    Let's use an OS renowned for drawing TONS of wattage and memory to get even simple things done and put it in a space even smaller than a tiny tiny phone.

    Why not use a Linux core and throw out the power draining Android run-time. The ART, might help but we don't have much data on that yet.
    Bruizer
  • Google and wearable is a NO NO.

    As long as Google continues with its privacy invasion tactics, any google personal devices are not recommended. Thieves in suits will collaborate with international thugs and sell your privacy and medical data to line its pocket with cash. Its long overdue that average consumers to be aware of this reality.
    Owl:Net
    • Actually, that is true for ANY company.

      Especially Microsoft - due to its history of security failures.

      Personally, I would prefer wearables to only communicate with a local server, which MIGHT be a special phone, which uses a special VPN to communicate with a special server under the ownership and control of the user.
      jessepollard
    • fowlnet would rather we got one from a twice convicted monopolist microsoft

      A twice convicted predatory monopolist with a their very own long list of privacy issues.

      If you really want privacy, Get an old candy bar phone and don't use any search engine or cloud service.., go back to the nineties so to speak. Google gives you the OS for free and pays for it with advertising. Last I heard Microsoft do much the same thing only they don't give you the OS for free, you have to pay for it before you get ads served too.
      frankieh
  • Well that's expected.
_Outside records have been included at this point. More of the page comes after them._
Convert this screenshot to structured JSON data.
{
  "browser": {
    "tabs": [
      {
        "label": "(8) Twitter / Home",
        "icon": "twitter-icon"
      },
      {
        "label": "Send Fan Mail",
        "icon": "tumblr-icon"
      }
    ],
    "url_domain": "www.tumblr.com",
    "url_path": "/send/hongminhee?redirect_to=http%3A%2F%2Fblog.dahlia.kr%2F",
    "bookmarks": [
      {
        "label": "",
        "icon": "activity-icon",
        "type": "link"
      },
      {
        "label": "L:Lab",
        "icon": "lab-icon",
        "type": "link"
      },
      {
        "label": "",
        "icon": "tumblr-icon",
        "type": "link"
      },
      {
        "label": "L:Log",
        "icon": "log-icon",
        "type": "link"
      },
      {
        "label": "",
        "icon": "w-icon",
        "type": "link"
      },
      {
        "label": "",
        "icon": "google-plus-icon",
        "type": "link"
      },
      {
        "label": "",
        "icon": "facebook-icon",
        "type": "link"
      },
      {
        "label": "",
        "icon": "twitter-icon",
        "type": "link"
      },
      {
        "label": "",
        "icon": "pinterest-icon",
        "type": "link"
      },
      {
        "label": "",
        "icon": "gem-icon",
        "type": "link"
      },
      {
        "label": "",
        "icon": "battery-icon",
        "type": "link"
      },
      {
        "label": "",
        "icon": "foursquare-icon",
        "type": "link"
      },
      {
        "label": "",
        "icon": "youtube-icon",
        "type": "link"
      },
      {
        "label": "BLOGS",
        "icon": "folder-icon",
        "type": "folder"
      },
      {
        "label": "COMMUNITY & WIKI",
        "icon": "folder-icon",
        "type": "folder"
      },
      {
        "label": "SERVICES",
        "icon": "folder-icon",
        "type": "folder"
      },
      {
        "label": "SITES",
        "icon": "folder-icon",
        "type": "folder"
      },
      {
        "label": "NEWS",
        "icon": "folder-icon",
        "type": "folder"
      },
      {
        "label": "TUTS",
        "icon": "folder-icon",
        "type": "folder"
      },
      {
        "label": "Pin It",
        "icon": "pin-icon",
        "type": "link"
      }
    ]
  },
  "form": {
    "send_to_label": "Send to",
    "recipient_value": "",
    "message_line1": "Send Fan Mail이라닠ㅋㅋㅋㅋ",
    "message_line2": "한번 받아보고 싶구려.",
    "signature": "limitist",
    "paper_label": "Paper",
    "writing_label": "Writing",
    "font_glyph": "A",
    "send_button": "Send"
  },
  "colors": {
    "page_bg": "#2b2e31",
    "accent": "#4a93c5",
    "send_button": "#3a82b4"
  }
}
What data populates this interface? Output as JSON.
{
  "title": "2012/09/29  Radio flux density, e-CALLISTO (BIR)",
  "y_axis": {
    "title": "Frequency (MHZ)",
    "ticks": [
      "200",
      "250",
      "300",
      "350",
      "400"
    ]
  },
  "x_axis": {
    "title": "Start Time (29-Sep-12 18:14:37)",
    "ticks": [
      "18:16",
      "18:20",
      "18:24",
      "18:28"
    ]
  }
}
    You can't mine users data and push ads if you don't get manufacturers using your software for wearables. Will be interesting to see how far off course these Android OEMs take wearables in the coming years.
    dave95.
    • why are you saying that like its a curse?

      There is no one making a mass market smart phone or wearable that doesn't collect your data. The reason google now and siri are useful is precisely because they know lots about your preferences and stuff. They would be next to useless otherwise.

      If Facebook or Microsoft or apple release one they will do precisely the same thing. Can't compete otherwise.
      frankieh